Over the last few decades, Pakistan’s courts have carved themselves a political role in addition to their legal one. As the country’s opposition looks to its next moves, the courts may have a key role to play.
Chinese citizens are getting attacked and killed in really high numbers inside of Pakistan right now.
The 2013 Karachi Operation has engendered lasting instability in Pakistan’s largest city. Religious, military, and political groups vie for power over a multiethnic and divided populace as the threat of violence lingers.
On April 10, Imran Khan’s three-plus years as prime minister of Pakistan came to an unceremonious end. His government fell after losing a no-confidence vote, a standard procedural tool in parliamentary democracies for ousting prime ministers who have lost their majority in the legislature.

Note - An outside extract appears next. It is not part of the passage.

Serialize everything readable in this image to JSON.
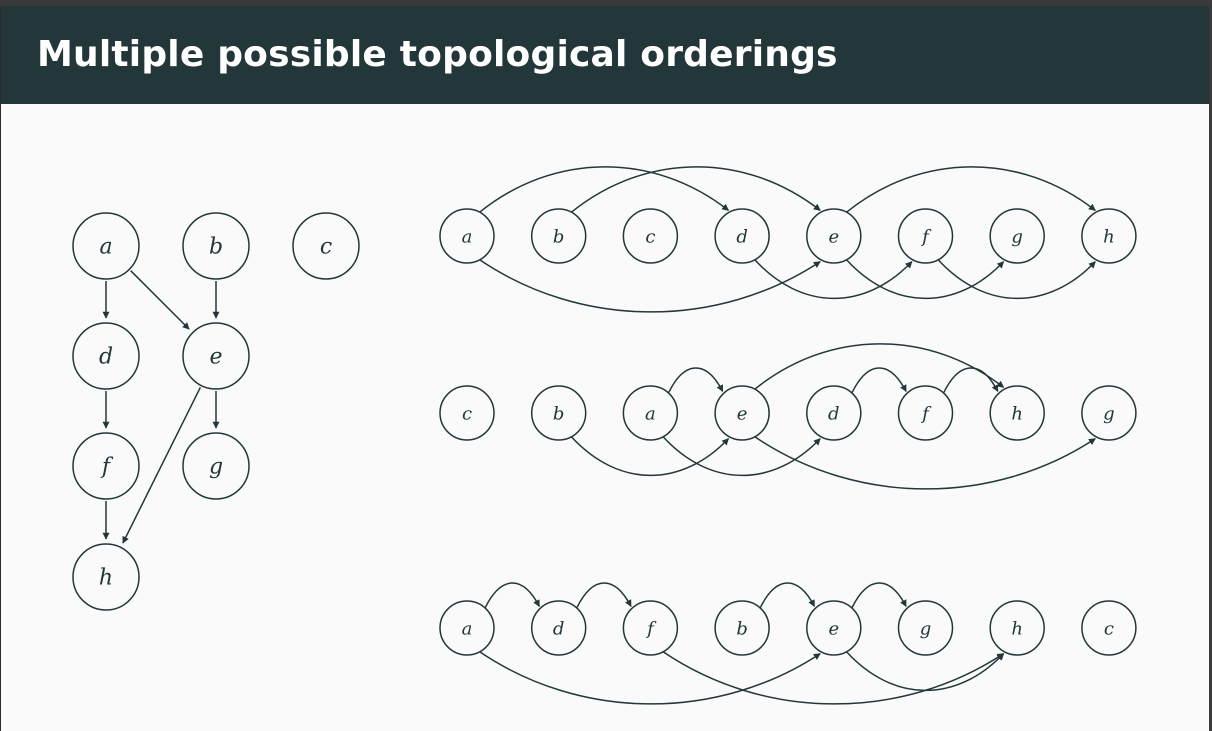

Khan’s pernicious accusations are among the many challenges for Shehbaz Sharif and Pakistan’s new government.
Today, however, the world is watching what may be the defining security crisis of a generation unfold, one that risks catastrophic nuclear escalation.
Join Carnegie for a special event in honor of World Water Day with experts Ellen Hanak , Olivia Lazard, and Stewart Patrick, in conversation with Tino Cuéllar, on the water crisis and how today’s leaders can deescalate conflict and pursue sustainable solutions for our global future.
Outside national capitals, Chinese players are engaging local actors, from mayors, to community groups, to faith-based organizations in dynamic ways. This, in turn, is both entrenching China’s influence and compelling Chinese actors to adapt to and meet local demands.
The Pakistan Peoples Party plays a critical role in opposition politics in Pakistan but must balance opposition at the national level with the cause of autonomy within its home province of Sindh. Now, the party is fighting to leverage its oppositional leadership toward these two goals.